Skip to main content
U.S. flag

An official website of the United States government

Gulls as sources of environmental contamination by colistin-resistant bacteria

March 10, 2020

In 2015, the mcr-1 gene was discovered in Escherichia coli in domestic swine in China that conferred resistance to colistin, an antibiotic of last resort used in treating multi-drug resistant bacterial infections in humans. Since then, mcr-1 was found in other human and animal populations, including wild gulls. Because gulls could disseminate the mcr-1 gene, we conducted an experiment to assess whether gulls are readily colonized with mcr-1 positive E. coli, their shedding patterns, transmission among conspecifics, and environmental deposition. Shedding of mcr-1 E. coli by small gull flocks followed a lognormal curve and gulls shed one strain >101 log10 CFU/g in their feces for 16.4 days, which persisted in the environment for 29.3 days. Because gulls are mobile and can shed antimicrobial-resistant bacteria for extended periods, gulls may facilitate transmission of mcr-1 positive E. coli to humans and livestock through fecal contamination of water, public areas and agricultural operations.
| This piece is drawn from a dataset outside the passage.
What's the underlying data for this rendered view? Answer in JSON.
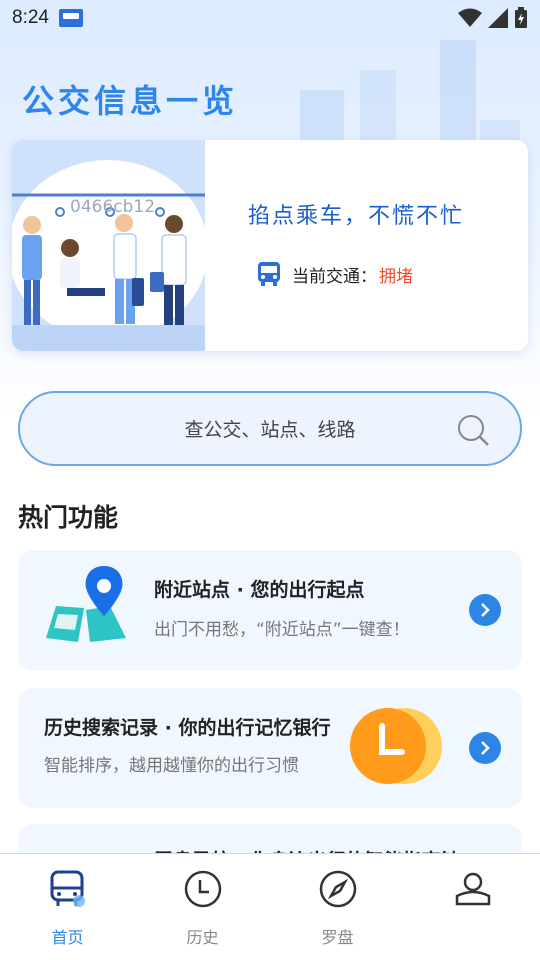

Publication Year 2020
Title Gulls as sources of environmental contamination by colistin-resistant bacteria
DOI 10.1038/s41598-020-61318-2
Authors Alan B. Franklin, Andrew M. Ramey, Kevin T Bentler, Nicole L Barret, Loredana M McCurdy, Christina Ahlstrom, Jonas Bonnedahl, Susan A. Shriner, Jeffrey C Chandler
Publication Type Article
Publication Subtype Journal Article
Series Title Scientific Reports
Index ID 70210283
Record Source USGS Publications Warehouse
USGS Organization Alaska Science Center Biology WTEB